Updated Fish Advisory Issued for Salmon Falls Creek Reservoir

The Idaho Division of Public Health is revising its fish advisory for Salmon Falls Creek Reservoir in south-central Idaho because of updated sampling and testing for mercury.

An advisory for mercury in fish from Salmon Falls Creek Reservoir has been in place since 2004. Recent sampling and testing of various sizes of fish has prompted the revision. 

The new advisory suggests women who are pregnant, wanting to become pregnant, women who are nursing, and children younger than 15 years of age can now consume up to two meals per month of walleye if the fish are less than 16 inches. The recommendation to not eat walleye (16 inches or larger) and smallmouth bass remains in effect for these women and children. The general population also is advised to limit their meals of some fish species from the reservoir to avoid exposure to mercury. The revised guidelines show the meals per month that can be safely eaten from Salmon Falls Creek Reservoir:
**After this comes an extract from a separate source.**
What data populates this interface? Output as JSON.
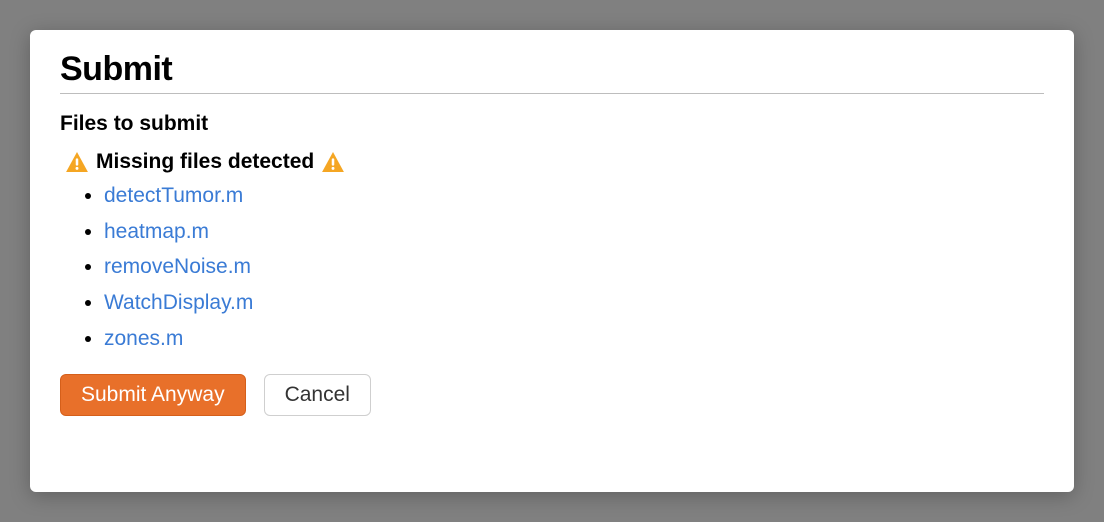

Fish Species

Number of Meals* Per Month

Pregnant women, women who are nursing or planning to become pregnant and children under 15 years of age:

General Population (people not in first group):

Rainbow Trout

6

22

Smallmouth Bass

Do Not Eat

6

Walleye (under 16 inches)

2

10

Walleye (16-20 inches)

Do Not Eat

6

Walleye (over 20 inches)

Do Not Eat

2

Yellow Perch

2

10

*Meal size = 4 ounces for adults and 2.25 ounces for children

A list of other specific water body fish advisories can be found on Idaho Department of Health and Welfare’s website (www.fishadvisory.dhw.idaho.gov).

DHW advises that the benefits of eating fish are great, and Idahoans should not stop eating fish. But they should choose carefully the type and amount of fish they eat. Fish are low in fat, high in protein and have many beneficial nutrients, including omega-3 fatty acids. The American Heart Association recommends that individuals eat 2-3 servings a week of fish, including shellfish, to improve heart health. But mercury can affect the development of children’s nervous systems and their ability to learn, and Idaho health officials are advising the public to follow the suggested eating guidelines so the benefits of eating fish outweigh the potential harm.

General safe fish eating recommendations:

  • Eat smaller, younger fish because they have less mercury and other contaminants.
  • Eat fewer fish that feed on other fish (such as bass, walleye, catfish, large brown trout) because these fish typically have higher levels of mercury.
  • To reduce potential contaminants other than mercury, cut away the skin and fat before cooking.
  • Check the DHW website (www.fishadvisory.dhw.idaho.gov) for specific water body advisories and follow that guidance.
  • If there is no advisory for the lake or stream where you are fishing, women of reproductive age and children can eat up to two meals of fish from that water a week and avoid eating any other fish.
  • For a safe eating guide to store-bought fish, see the DHW website (www.fishadvisory.dhw.idaho.gov) and click on Safe Fish Eating Guidelines for Pregnant Women and Children.

For more information, please call DHW’s Environmental Health Education and Assessment Hotline at 1-866-240-3553.